It’s pageant season once again, and in a few ticks, Filipinos will flock around their television sets or hold an online watch party – for a more millennial mode of viewing – to witness how the country’s bet will once again make known to the world how beautiful, intelligent, and empowered the women of the Philippines are.
There’s always something about pageantry that draws Filipinos. While other countries religiously support their national athletes or research representatives sent to compete with other countries, the Filipinos, on the other hand, are more devoted to channeling their energies into a different kind of competition: beauty pageants.

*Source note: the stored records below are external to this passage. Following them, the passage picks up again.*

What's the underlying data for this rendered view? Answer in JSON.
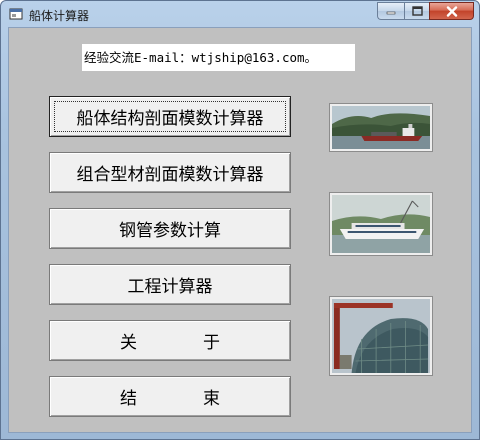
{
  "window": {
    "title": "船体计算器"
  },
  "email_label": "经验交流E-mail：wtjship@163.com。",
  "buttons": {
    "hull_section": "船体结构剖面模数计算器",
    "combined_section": "组合型材剖面模数计算器",
    "steel_pipe": "钢管参数计算",
    "engineering_calc": "工程计算器",
    "about_left": "关",
    "about_right": "于",
    "exit_left": "结",
    "exit_right": "束"
  },
  "photos": {
    "ship1": "cargo-ship-photo",
    "ship2": "passenger-ferry-photo",
    "ship3": "hull-under-construction-photo"
  }
}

In fact, the Philippines has become known throughout history to have held several titles, including Miss Earth, Miss International, Miss World, and Miss Universe.
With its exemplary track record in international pageants, many of the Philippines’ representatives have become iconic because of either their lasting words or momentous victory. Probably one of the most iconic wins was that of Pia Wurtzbach in the Miss Universe 2015 coronation. It can be remembered that Steve Harvey made a cringe-worthy crown transfer after wrongly announcing the winner – Miss Colombia Ariadna Gutierrez instead of Wurtzbach.
But did you know that there is something more iconic than this? In 1964, Miss Philippines International Gemma Cruz refused to wear swimsuits like the rest of the candidates, stating that as a conservative Catholic country, Filipinas are not accustomed to seeing women wearing swimsuits in public. Instead of joining her fellow candidates in their swimwear, she wore a “Maria Clara” national dress instead.
And if you think this was an insolent act, you better think twice, as this totally made a lasting impression on the audience, as well as on the judges. In fact, the daughter of journalist Carmen Guerrero Nakpil, bagged the Miss International title in August of 1964 in Long Beach—the first Asian to do so.
But what truly made her an icon was when she donated her entire prize money of $10,000 winnings – which was already quite a number at that time – from the pageant to the Philippine Orphanage for indigent and out-of-school youth in Marikina, Manila Boys and Girls Town. Such a generous act prompted the Philippine Congress to exempt Gemma from future income tax. She also received an “Outstanding Manileña” and a “Golden Heart” Presidential Award from former president Diosdado Macapagal.
While it remains debatable if the love for beauty pageants among many Filipinos is innate, one thing is for sure: there’s more to a Filipina than how she appears. As the adage goes: don’t judge a book by its cover. For a country that suffered so much throughout history – and even until these economic crises are faced at present – the world of pageantry offers a sense of capability that Filipinos can at par, compete with delegates from all over the world, and even best them all. It is indeed a breath of fresh air to see Filipinas battle heads on with first-world countries and prove to the world, or the universe rather, that there is still hope for this country.